__PROBLEM STATEMENT__: Each entry below should be output exactly, apart from its images.

__MATERIAL FOR THE TASK__:
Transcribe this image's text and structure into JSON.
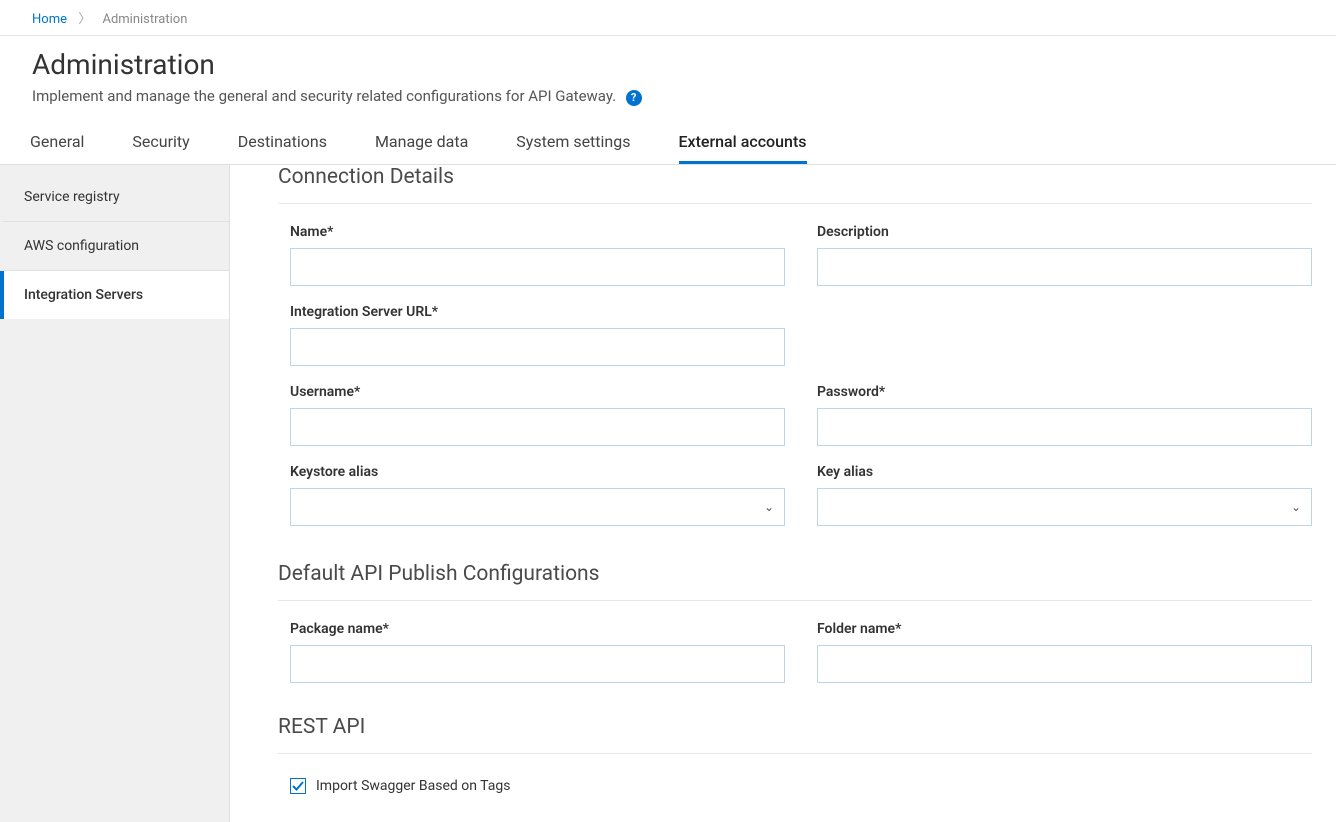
{
  "breadcrumb": {
    "home": "Home",
    "current": "Administration"
  },
  "header": {
    "title": "Administration",
    "subtitle": "Implement and manage the general and security related configurations for API Gateway.",
    "help": "?"
  },
  "tabs": {
    "items": [
      {
        "label": "General"
      },
      {
        "label": "Security"
      },
      {
        "label": "Destinations"
      },
      {
        "label": "Manage data"
      },
      {
        "label": "System settings"
      },
      {
        "label": "External accounts"
      }
    ],
    "activeIndex": 5
  },
  "sidebar": {
    "items": [
      {
        "label": "Service registry"
      },
      {
        "label": "AWS configuration"
      },
      {
        "label": "Integration Servers"
      }
    ],
    "activeIndex": 2
  },
  "sections": {
    "connection": {
      "title": "Connection Details",
      "fields": {
        "name": {
          "label": "Name*",
          "value": ""
        },
        "description": {
          "label": "Description",
          "value": ""
        },
        "isUrl": {
          "label": "Integration Server URL*",
          "value": ""
        },
        "username": {
          "label": "Username*",
          "value": ""
        },
        "password": {
          "label": "Password*",
          "value": ""
        },
        "keystore": {
          "label": "Keystore alias",
          "value": ""
        },
        "keyalias": {
          "label": "Key alias",
          "value": ""
        }
      }
    },
    "publish": {
      "title": "Default API Publish Configurations",
      "fields": {
        "package": {
          "label": "Package name*",
          "value": ""
        },
        "folder": {
          "label": "Folder name*",
          "value": ""
        }
      }
    },
    "rest": {
      "title": "REST API",
      "swaggerCheckbox": {
        "label": "Import Swagger Based on Tags",
        "checked": true
      }
    }
  }
}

__REPLY TO THE EXERCISE__:
Transcribe this image's text and structure into JSON.
{
  "breadcrumb": {
    "home": "Home",
    "current": "Administration"
  },
  "header": {
    "title": "Administration",
    "subtitle": "Implement and manage the general and security related configurations for API Gateway.",
    "help": "?"
  },
  "tabs": {
    "items": [
      {
        "label": "General"
      },
      {
        "label": "Security"
      },
      {
        "label": "Destinations"
      },
      {
        "label": "Manage data"
      },
      {
        "label": "System settings"
      },
      {
        "label": "External accounts"
      }
    ],
    "activeIndex": 5
  },
  "sidebar": {
    "items": [
      {
        "label": "Service registry"
      },
      {
        "label": "AWS configuration"
      },
      {
        "label": "Integration Servers"
      }
    ],
    "activeIndex": 2
  },
  "sections": {
    "connection": {
      "title": "Connection Details",
      "fields": {
        "name": {
          "label": "Name*",
          "value": ""
        },
        "description": {
          "label": "Description",
          "value": ""
        },
        "isUrl": {
          "label": "Integration Server URL*",
          "value": ""
        },
        "username": {
          "label": "Username*",
          "value": ""
        },
        "password": {
          "label": "Password*",
          "value": ""
        },
        "keystore": {
          "label": "Keystore alias",
          "value": ""
        },
        "keyalias": {
          "label": "Key alias",
          "value": ""
        }
      }
    },
    "publish": {
      "title": "Default API Publish Configurations",
      "fields": {
        "package": {
          "label": "Package name*",
          "value": ""
        },
        "folder": {
          "label": "Folder name*",
          "value": ""
        }
      }
    },
    "rest": {
      "title": "REST API",
      "swaggerCheckbox": {
        "label": "Import Swagger Based on Tags",
        "checked": true
      }
    }
  }
}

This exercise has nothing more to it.